Real-World Cases: AI Uses in Tracking Side Effects

The effectiveness of AI in managing side effects is demonstrated in multidisciplinary treatment approaches for severe cases such as breast and prostate cancer. Using long-term data and vast databases, AI models can analyze patient anatomical features to predict side effect outcomes accurately. A notable example is the University of Illinois Chicago’s development of an AI system to evaluate patient responses to treatments efficiently. 


Another instance is a study by The Royal Marsden NHS Foundation Trust, The Institute for Cancer Research (ICR), and Imperial College London, further showcasing AI’s value in identifying cancer treatment side effects. The union of Big Data and AI has been instrumental in mitigating cancer therapy side effects, mainly through personalized treatment. A pertinent real-world application is a collaboration between Chicago-based AI and precision medicine firm Tempus and Cedars Sinai Cancer, aiming to create molecular twins to neutralize side effects in cancer treatment.


Challenges and Considerations in Using AI for Side Effect Management

The main hurdle in using AI to manage side effects is the scarcity of high-quality medical data. While there’s a lack of scholarly proof to support AI’s effectiveness, incorporating AI solutions into clinical workflows can be difficult in healthcare settings. 


Further, some AI tools lack accountability, interpretability, and transparency in data handling and predictions, leading to unclear side effect mitigation. Moreover, biased results and a lack of global standardization can give rise to regulatory and ethical issues in side effect management.


Future Prospects: The Revolutionary Impact of AI on Cancer Care

The future of AI in cancer care looks promising, driven by increased data sharing and resulting research across the medical and life sciences sector. However, finding the right equilibrium between a clinician’s judgment and AI’s outcomes is a key challenge. While radiologists’ and pathologists’ observations have often been considered infallible “gold standards”, they can sometimes lead to superficial and incorrect results. An inclusive and complementary approach seems vital. 

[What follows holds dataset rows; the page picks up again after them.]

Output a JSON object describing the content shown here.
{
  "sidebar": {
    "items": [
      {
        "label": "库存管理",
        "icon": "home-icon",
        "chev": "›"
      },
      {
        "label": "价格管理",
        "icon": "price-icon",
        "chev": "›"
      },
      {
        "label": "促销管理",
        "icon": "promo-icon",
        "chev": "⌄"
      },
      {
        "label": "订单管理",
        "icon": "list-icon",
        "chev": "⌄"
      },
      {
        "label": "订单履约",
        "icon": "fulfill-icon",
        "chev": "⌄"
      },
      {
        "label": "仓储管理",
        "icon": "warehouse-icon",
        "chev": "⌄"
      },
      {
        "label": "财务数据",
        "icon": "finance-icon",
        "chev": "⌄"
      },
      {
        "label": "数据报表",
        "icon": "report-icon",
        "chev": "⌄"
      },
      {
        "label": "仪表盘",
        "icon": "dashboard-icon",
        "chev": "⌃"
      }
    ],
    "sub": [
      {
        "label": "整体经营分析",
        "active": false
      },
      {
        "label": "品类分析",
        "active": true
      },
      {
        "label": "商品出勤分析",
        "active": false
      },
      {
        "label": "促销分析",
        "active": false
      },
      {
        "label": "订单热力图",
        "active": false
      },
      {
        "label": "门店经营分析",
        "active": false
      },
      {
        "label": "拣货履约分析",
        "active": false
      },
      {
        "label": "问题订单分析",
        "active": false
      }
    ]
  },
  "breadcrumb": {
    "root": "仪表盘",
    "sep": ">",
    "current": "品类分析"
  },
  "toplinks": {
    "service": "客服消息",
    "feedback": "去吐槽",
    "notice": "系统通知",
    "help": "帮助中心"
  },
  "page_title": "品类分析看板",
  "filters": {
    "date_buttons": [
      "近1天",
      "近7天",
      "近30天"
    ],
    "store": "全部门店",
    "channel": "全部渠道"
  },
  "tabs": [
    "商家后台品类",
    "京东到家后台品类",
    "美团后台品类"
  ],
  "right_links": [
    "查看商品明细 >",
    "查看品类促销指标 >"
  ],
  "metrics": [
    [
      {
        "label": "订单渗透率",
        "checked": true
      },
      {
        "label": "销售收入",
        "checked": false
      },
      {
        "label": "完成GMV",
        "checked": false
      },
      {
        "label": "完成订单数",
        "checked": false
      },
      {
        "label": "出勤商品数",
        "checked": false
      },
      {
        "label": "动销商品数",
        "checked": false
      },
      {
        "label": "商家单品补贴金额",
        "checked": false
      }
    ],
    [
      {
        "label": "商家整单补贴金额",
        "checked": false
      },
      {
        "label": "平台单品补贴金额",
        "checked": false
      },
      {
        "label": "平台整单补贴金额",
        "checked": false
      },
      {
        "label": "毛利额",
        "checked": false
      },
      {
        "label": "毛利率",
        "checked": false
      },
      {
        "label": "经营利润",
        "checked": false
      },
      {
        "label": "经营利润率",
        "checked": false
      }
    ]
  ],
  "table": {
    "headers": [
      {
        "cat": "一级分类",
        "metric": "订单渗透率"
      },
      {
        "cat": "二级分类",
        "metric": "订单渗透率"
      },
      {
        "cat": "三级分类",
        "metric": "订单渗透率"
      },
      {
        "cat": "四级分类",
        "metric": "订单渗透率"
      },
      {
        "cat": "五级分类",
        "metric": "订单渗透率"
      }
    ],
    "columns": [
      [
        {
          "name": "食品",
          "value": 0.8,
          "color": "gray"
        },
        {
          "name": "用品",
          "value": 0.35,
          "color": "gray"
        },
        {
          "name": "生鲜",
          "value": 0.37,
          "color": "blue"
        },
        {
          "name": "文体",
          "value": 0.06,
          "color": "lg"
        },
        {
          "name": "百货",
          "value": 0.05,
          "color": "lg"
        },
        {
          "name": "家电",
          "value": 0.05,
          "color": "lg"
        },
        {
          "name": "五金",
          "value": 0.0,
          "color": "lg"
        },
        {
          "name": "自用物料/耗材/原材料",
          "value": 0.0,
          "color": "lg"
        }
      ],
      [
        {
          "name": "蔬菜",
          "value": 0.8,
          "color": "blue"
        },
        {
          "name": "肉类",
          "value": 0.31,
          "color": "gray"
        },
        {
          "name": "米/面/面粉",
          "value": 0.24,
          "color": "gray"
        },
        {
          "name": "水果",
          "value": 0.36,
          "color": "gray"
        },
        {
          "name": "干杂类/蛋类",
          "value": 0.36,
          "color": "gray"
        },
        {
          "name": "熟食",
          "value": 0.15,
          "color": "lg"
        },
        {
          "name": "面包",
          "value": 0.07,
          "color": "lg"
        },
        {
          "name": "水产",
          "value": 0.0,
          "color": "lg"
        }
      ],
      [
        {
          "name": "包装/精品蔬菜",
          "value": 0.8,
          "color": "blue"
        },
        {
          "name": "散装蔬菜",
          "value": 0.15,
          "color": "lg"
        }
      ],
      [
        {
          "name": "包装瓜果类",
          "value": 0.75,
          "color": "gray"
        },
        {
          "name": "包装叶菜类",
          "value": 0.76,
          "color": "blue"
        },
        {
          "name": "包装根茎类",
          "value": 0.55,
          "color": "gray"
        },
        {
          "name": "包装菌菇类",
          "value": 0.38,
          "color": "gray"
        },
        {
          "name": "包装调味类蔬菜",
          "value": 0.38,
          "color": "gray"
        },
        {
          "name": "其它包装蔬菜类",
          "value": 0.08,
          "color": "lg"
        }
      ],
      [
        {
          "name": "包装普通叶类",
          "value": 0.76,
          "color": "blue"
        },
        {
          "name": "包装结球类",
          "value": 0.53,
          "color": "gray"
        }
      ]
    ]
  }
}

As top global institutions like the Department of Health and Social Care, the US Food and Drug Administration, and the UK’s National Health Service Trusts aim to regulate and guide AI usage, healthcare is on the brink of integrating computer science and medical training to explore new frontiers in AI-enhanced oncology.

No Comments

Post A Comment